Source: The Hindu Business Line
Tamil Nadu plans to get hospitals offering healthcare services under the State-sponsored health insurance accredited for quality. The move is expected to help healthcare providers adopt standard operating procedures and free patients from needless expenditure necessitated by infection, wrong diagnosis and surgical errors.
The National Accreditation Board For Hospitals and Healthcare Providers will look at 149 objective parameters for entry-level acceptance for small hospitals. For hospitals with bed strength above 50, the board has set over 600 standards. Infection control, pharmacy management, care of patients and patient rights are among key benchmarks. Health centres need pay Rs.10,000 as certification fees, and State health officials are keen to get a good portion of the 834 government and private hospitals offering the insurance scheme.
J Radhakrishnan, Tamil Nadu Health Secretary, said smaller health centres should play a proactive role in getting their facilities accredited so that the scheme could expand further.
C Vijayabaskar, Health Minister, Tamil Nadu, said a meeting to discuss modalities of getting these hospitals accredited and estimate the associated expenditure will take place soon.
He added that the State health scheme has touched over seven lakh lives so far, spending close to Rs.1,509 crore since its inception in January 2012. Over 2.74 lakh patients have received life-saving surgeries at Government hospitals. The scheme has expanded its coverage to 1,016 diseases now, and is looking at including heart transplants.

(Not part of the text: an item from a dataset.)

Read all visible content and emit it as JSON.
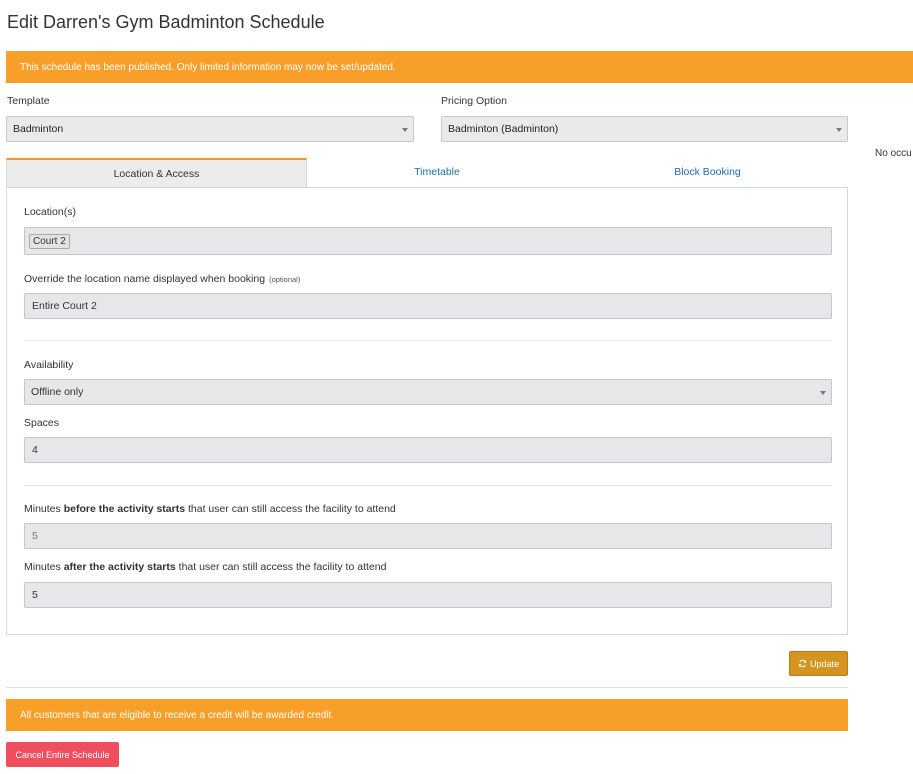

Improved quality reduces large needless costs for all stakeholders – the insurer, the hospital and the State, said Somil Nagpal, a World Bank health specialist analysing Government health schemes in the country. He co-authored a report “Government-sponsored Health Insurance in India-Are you Covered?” It concluded saying a fourth of India’s population by 2010 was benefited by different ways from Government health schemes.

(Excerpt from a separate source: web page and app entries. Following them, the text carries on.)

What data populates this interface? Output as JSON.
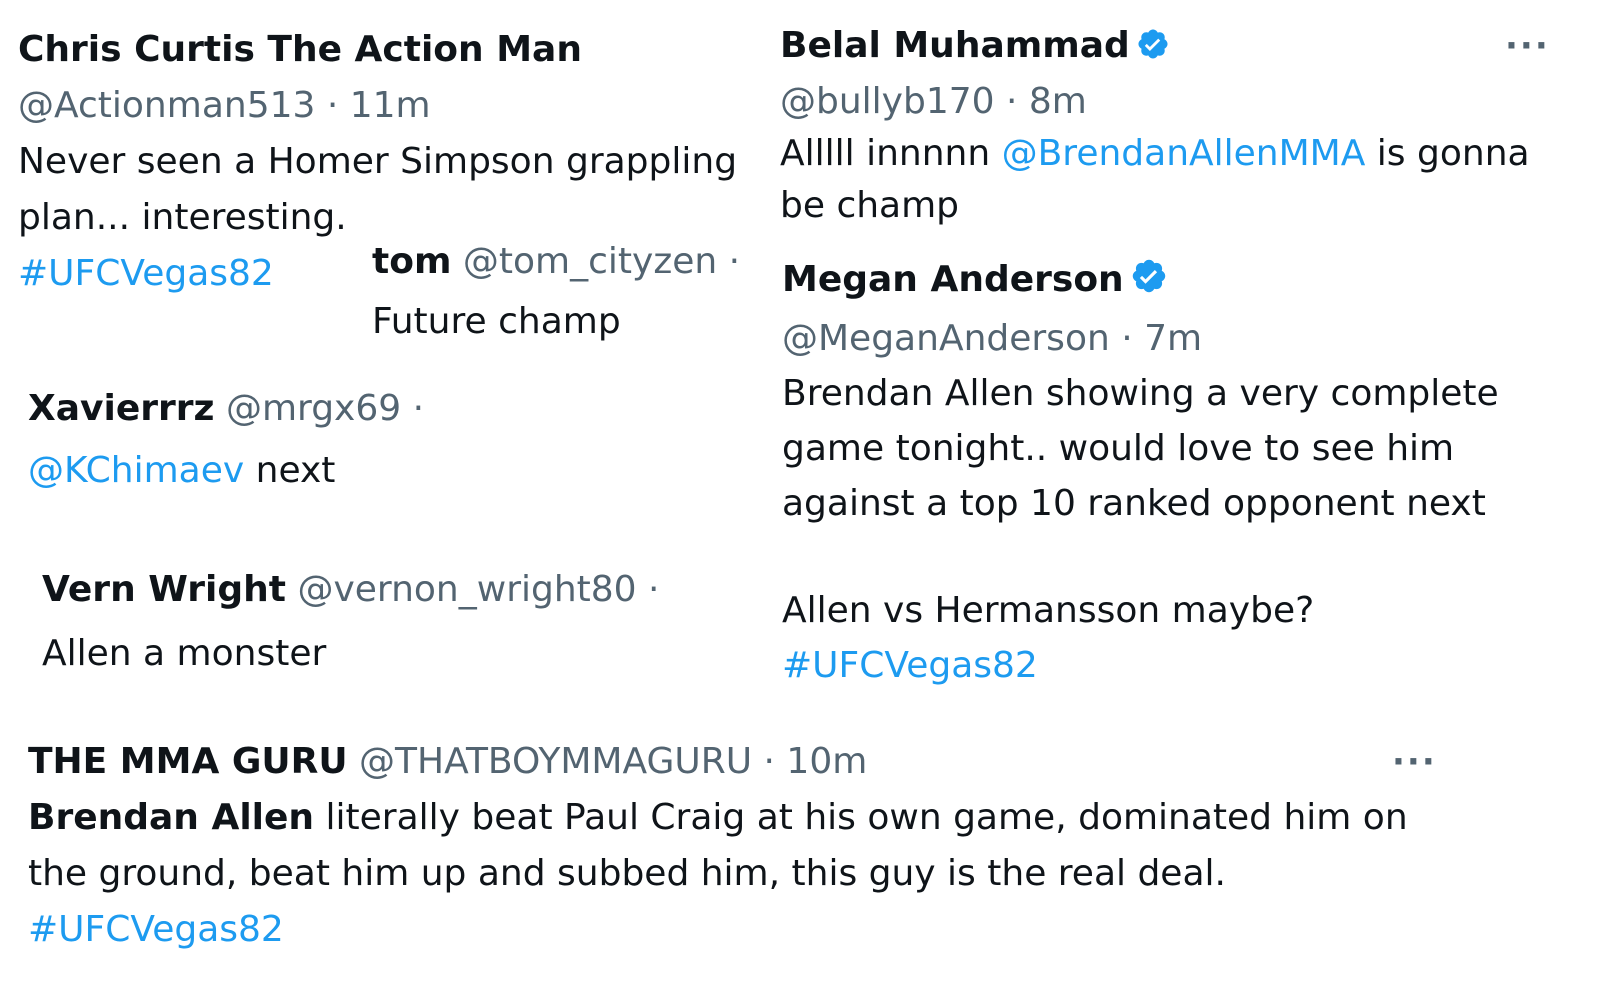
{
  "tweets": {
    "chris": {
      "name": "Chris Curtis The Action Man",
      "handle": "@Actionman513",
      "sep": " · ",
      "time": "11m",
      "line1": "Never seen a Homer Simpson grappling",
      "line2": "plan... interesting.",
      "hashtag": "#UFCVegas82"
    },
    "belal": {
      "name": "Belal Muhammad",
      "handle": "@bullyb170",
      "sep": " · ",
      "time": "8m",
      "text_before": "Alllll innnnn ",
      "mention": "@BrendanAllenMMA",
      "text_after": " is gonna",
      "line2": "be champ",
      "more": "···"
    },
    "tom": {
      "name": "tom",
      "handle": "@tom_cityzen",
      "sep": " ·",
      "text": "Future champ"
    },
    "megan": {
      "name": "Megan Anderson",
      "handle": "@MeganAnderson",
      "sep": " · ",
      "time": "7m",
      "line1": "Brendan Allen showing a very complete",
      "line2": "game tonight.. would love to see him",
      "line3": "against a top 10 ranked opponent next",
      "line4": "Allen vs Hermansson maybe?",
      "hashtag": "#UFCVegas82"
    },
    "xavier": {
      "name": "Xavierrrz",
      "handle": "@mrgx69",
      "sep": " ·",
      "mention": "@KChimaev",
      "text_after": " next"
    },
    "vern": {
      "name": "Vern Wright",
      "handle": "@vernon_wright80",
      "sep": " ·",
      "text": "Allen a monster"
    },
    "guru": {
      "name": "THE MMA GURU",
      "handle": "@THATBOYMMAGURU",
      "sep": " · ",
      "time": "10m",
      "bold_text": "Brendan Allen",
      "line1_rest": " literally beat Paul Craig at his own game, dominated him on",
      "line2": "the ground, beat him up and subbed him, this guy is the real deal.",
      "hashtag": "#UFCVegas82",
      "more": "···"
    }
  },
  "colors": {
    "text": "#0f1419",
    "secondary": "#536471",
    "link": "#1d9bf0",
    "verified": "#1d9bf0"
  },
  "icons": {
    "verified": "verified-badge-icon",
    "more": "more-options-icon"
  }
}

“Costs of excessive healthcare due to wrong diagnoses and mistakes during surgeries touched $41.5 billion in 2006, a number equal to total healthcare expenditure in India during the year,” he said, adding that the NABH has only 250 hospitals accredited in a country of over one lakh health centres.